All in all, I'd say that The Betrayed is solid solid music, solid vocals, solid personality. This would be a great place for someone to discover the band, but also is an invaluable collection to a hardcore fan's library. // 10
guitaristdude44, on may 28, 2010 0 of 0 people found this review helpful
Sound: First off, the quality of the album isn't what it should be considering the only place I could find it was a leak. Other than that, The Betrayed sounds are relevant to the earlier albums and less poppy than Liberation Transmission. Like Start Something, the album links song to song which gives it a nice flow while listening to it. The album is definitely darker as the band mentioned, but still Lostprophets. The guitar parts seem to be pretty on and work well together. Oliver, on keys, has contributed much more to this album than any other. The melodies are very catchy, and the underlying riffs aren't the same over and over yet they are consistently good. // 9

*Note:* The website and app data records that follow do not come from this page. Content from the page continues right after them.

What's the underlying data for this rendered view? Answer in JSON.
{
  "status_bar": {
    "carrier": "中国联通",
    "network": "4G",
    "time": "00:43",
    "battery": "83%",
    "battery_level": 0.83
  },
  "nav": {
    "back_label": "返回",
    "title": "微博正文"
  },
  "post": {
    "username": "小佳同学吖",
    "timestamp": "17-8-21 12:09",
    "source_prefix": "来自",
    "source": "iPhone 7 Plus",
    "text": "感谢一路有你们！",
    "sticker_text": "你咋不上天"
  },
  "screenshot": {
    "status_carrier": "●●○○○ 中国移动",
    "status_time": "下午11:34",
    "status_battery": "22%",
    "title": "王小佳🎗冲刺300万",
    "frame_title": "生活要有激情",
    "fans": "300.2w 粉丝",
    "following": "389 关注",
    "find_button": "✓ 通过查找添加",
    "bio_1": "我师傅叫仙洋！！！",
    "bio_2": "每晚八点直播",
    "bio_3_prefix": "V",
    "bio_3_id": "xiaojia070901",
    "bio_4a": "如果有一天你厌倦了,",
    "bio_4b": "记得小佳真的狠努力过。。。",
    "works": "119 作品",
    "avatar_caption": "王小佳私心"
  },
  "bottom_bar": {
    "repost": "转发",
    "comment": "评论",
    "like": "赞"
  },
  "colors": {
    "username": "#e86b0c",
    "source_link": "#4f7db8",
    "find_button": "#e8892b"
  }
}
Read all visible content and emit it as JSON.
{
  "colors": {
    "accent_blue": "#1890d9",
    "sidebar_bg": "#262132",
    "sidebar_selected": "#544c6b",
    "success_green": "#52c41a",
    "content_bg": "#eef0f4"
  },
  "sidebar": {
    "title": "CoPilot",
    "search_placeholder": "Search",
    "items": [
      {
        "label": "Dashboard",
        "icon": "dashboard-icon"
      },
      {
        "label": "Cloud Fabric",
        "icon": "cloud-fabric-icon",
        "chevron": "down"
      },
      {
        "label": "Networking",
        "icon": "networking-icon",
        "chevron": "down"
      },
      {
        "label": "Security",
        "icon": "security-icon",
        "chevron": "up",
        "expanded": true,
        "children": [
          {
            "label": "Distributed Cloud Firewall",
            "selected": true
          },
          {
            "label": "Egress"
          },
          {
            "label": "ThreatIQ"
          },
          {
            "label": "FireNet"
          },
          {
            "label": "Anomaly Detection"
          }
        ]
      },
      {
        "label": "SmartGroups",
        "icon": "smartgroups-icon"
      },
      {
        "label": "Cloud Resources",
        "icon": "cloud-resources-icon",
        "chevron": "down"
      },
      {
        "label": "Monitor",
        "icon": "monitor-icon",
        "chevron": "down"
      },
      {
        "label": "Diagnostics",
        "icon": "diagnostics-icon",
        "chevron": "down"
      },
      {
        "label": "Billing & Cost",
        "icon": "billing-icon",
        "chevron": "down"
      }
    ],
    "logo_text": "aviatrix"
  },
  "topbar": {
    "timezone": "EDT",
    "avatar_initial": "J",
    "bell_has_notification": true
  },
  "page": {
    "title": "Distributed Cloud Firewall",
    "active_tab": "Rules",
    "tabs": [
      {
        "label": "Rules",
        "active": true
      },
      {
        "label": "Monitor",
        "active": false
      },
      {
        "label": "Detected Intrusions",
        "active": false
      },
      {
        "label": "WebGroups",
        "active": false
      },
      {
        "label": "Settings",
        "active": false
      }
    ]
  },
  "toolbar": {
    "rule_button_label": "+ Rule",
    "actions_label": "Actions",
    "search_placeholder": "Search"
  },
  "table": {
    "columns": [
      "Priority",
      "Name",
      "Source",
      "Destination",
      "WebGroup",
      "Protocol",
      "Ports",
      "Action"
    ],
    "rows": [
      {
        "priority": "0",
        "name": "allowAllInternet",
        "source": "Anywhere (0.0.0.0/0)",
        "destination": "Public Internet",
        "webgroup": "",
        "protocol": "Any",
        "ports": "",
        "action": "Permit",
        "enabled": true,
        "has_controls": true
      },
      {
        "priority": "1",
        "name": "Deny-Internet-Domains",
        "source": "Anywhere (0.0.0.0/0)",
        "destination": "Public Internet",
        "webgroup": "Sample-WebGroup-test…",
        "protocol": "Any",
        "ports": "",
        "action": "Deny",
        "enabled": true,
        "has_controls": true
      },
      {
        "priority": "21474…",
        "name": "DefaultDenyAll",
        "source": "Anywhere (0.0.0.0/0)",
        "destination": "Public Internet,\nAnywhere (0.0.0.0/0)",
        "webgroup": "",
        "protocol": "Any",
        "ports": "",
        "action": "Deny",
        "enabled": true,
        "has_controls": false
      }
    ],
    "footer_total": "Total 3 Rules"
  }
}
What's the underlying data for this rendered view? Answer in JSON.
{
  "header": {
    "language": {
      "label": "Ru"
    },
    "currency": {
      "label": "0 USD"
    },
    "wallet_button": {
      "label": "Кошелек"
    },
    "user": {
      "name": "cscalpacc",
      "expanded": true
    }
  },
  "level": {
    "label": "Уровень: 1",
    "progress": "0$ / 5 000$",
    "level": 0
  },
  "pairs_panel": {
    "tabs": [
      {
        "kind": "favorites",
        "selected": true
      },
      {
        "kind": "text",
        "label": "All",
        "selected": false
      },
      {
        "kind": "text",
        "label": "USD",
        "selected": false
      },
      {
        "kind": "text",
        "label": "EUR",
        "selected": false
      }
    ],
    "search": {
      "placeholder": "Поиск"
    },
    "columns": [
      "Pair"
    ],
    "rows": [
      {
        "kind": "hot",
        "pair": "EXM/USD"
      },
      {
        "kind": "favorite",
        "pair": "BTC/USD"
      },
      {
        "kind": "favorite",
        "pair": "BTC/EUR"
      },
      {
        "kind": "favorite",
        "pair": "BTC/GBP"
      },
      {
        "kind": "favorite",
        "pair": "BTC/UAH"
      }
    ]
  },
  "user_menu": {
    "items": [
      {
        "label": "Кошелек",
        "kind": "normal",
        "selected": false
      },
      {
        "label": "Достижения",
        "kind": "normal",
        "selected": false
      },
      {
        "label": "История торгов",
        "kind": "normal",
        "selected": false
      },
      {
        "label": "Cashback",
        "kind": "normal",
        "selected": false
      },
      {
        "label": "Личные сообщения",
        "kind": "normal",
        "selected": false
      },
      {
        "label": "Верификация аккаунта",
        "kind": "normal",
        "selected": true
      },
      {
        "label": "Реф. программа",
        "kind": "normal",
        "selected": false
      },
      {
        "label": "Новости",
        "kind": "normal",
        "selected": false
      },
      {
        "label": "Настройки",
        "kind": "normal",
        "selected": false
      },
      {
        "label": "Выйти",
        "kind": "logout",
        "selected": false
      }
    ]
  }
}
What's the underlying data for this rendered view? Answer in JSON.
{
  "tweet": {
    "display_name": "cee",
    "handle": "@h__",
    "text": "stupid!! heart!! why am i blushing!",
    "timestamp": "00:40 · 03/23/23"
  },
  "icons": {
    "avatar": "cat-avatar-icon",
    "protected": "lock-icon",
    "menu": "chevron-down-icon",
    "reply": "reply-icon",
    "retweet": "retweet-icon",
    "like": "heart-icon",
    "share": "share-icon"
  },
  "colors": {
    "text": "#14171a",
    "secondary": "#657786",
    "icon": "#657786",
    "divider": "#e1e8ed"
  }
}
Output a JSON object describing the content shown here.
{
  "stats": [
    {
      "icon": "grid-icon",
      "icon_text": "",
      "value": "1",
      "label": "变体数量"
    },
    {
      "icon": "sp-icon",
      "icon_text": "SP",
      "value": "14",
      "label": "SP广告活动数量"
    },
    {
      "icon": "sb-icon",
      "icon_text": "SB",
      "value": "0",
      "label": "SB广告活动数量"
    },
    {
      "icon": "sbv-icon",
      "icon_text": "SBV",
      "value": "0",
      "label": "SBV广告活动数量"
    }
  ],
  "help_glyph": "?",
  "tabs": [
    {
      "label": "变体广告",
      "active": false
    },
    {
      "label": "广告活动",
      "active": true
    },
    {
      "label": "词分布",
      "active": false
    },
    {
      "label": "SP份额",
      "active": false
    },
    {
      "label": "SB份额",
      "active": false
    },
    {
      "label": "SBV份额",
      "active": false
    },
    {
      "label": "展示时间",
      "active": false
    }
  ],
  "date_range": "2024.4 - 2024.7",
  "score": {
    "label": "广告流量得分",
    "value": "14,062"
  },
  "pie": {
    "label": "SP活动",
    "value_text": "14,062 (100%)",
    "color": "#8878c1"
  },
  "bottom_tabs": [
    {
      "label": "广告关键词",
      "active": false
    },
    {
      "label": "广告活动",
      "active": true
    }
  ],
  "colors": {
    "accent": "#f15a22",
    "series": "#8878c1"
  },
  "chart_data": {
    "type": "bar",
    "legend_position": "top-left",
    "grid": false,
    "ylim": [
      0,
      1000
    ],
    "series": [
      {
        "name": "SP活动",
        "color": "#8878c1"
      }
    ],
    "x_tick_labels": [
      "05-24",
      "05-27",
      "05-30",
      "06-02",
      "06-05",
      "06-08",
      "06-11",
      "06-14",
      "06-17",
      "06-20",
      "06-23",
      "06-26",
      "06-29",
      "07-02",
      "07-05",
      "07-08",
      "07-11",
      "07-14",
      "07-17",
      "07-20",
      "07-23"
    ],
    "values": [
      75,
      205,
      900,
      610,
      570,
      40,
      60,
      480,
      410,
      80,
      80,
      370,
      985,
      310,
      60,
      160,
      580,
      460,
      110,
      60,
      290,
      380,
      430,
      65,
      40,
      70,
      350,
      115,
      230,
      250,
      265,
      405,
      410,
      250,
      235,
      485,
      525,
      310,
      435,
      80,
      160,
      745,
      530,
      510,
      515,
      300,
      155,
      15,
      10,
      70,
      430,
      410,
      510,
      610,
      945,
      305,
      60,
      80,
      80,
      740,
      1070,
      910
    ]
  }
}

Lyrics: As usual, Ian Watkins keeps do a certain style of writing. In this album, it seems that his favorite line is "Make Amends" which was used 2 or 3 times as well as in previous albums. Lyrics in AC Ricochet are repetitive, but have a good flow and rhyme scheme. In Dstyr Dstyr, Watkins seems to throw some of his political opinion in. That's new for Lostprophets which shows that the lyrics aren't the same and have new things to add. Watkins screams a bit in the album rather than Oliver doing it in LT. The whole band seems to sing more and it gives the album a fuller sound. Watkins' voice is pretty recognizable and unique, which fits the band well for it has an excellent sound. This was all very on. // 10
Overall Impression: The Betrayed proved to be all it was hyped for. As soon as it comes to the US, it will definitely be a hit. I would have to rank it higher than Liberation Transmission, tied with Fake Sound of Progress, but not as good as Start Something. The songs are all very catchy and have new riffs and melodies that vary from the previous records. Every song on the album is unique and easy to separate from the others. As said before, the album links like Start Something which gives you that "I don't want to stop listening" attitude. I could listen to this album for hours on end and still enjoy it. I strongly recommend it to any Lostprophets fan or anyone who wants to give them a try. // 9